The allegations put what might otherwise have been a surefire confirmation on hold, with key Republicans initially joining Democrats in calling for additional time to evaluate the claims of Dr. Christine Blasey Ford, who finally went public with her story last week after notifying congressional Democrats in July. Continue reading “Supreme Court Nomination Rests on Accuser’s Decision to Testify”
Look past the current privacy debate roiling Capitol Hill set off by Facebook’s huge data leak. Businesses will have to deal with new rules of the road when it comes to consumer data. It’s only a matter of time before Congress settles on federal legislation, though serious consideration won’t start before 2019 and may take even longer than that.
Coping with more-stringent, and potentially costly, privacy regulations won’t be easy for many firms. New requirements will touch all types of businesses that deal with consumer data, both small and large, tech and non-tech. That means more money and time spent on managing customer data and keeping tabs on upcoming rules. Continue reading “What Privacy Regulations Mean for Your Business and Investment Portfolio”
As a political outsider, candidate Donald Trump had little support on Capitol Hill during the nascent days of his presidential run. As he cranked into high gear in mid-2016, a small cadre of supporters emerged, mostly from the House. They became Trump loyalists and the relationship was mutually beneficial; the lawmakers got coveted access to the White House while Trump gained a critical foothold in Congress.

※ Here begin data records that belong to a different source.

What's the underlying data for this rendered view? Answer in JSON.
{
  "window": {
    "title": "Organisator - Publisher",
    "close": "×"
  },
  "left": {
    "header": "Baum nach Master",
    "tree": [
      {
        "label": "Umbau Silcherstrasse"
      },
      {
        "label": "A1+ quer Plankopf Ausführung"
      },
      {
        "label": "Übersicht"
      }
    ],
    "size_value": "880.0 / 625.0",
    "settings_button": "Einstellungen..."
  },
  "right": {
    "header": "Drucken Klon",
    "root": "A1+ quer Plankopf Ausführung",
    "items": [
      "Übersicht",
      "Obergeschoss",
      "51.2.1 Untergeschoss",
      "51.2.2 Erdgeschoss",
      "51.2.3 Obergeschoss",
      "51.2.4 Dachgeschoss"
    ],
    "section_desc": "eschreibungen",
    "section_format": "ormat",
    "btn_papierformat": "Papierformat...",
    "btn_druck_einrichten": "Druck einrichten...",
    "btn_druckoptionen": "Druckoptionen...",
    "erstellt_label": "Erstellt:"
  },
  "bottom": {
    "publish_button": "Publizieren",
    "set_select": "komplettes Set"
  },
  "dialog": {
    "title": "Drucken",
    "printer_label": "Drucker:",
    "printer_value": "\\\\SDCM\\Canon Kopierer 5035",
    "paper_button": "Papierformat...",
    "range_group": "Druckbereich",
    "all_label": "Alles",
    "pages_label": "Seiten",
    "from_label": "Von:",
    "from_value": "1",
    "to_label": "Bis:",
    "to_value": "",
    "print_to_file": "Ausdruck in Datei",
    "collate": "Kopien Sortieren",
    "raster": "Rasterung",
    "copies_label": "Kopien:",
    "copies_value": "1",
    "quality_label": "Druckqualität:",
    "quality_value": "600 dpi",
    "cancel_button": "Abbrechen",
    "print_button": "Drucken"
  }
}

But like everything else in Trumpland’s constant state of flux, the list of Trump insiders looks very different now than it did two years ago. The only constant is that all members are Republicans. Expect the list to keep evolving as his White House tenure matures. Continue reading “All the President’s Congressmen”

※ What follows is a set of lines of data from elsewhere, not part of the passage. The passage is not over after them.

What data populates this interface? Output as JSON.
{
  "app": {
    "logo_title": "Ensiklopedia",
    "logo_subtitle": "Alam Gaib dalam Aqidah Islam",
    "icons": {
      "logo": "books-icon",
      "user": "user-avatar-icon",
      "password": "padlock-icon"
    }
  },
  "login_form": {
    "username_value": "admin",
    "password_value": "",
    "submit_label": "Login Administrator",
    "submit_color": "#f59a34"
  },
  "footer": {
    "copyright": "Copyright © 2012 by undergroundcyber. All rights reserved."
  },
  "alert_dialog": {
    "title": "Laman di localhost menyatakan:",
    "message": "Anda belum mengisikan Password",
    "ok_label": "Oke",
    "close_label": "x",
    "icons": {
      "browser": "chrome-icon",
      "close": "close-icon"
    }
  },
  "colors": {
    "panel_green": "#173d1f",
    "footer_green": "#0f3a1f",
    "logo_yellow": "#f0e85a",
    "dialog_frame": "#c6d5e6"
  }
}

Look for the powerful Senate Armed Services Committee to be more deferential to the Pentagon, the White House and the defense industry in the wake of Chairman John McCain’s (R-AZ) death.
Sen. James Inhofe of Oklahoma, now the panel’s top Republican, is poised to take over the gavel as soon as this week. The committee plays a leading role in overseeing U.S. defense policy, including helping craft defense policy bills that do everything from specifying how many tanks the Army can buy to limiting U.S.-Russian military cooperation. Inhofe’s approach will contrast starkly with that of the “maverick” McCain. Continue reading “Defense Industry Happy With Senate Armed Services Committee Chairman Pick”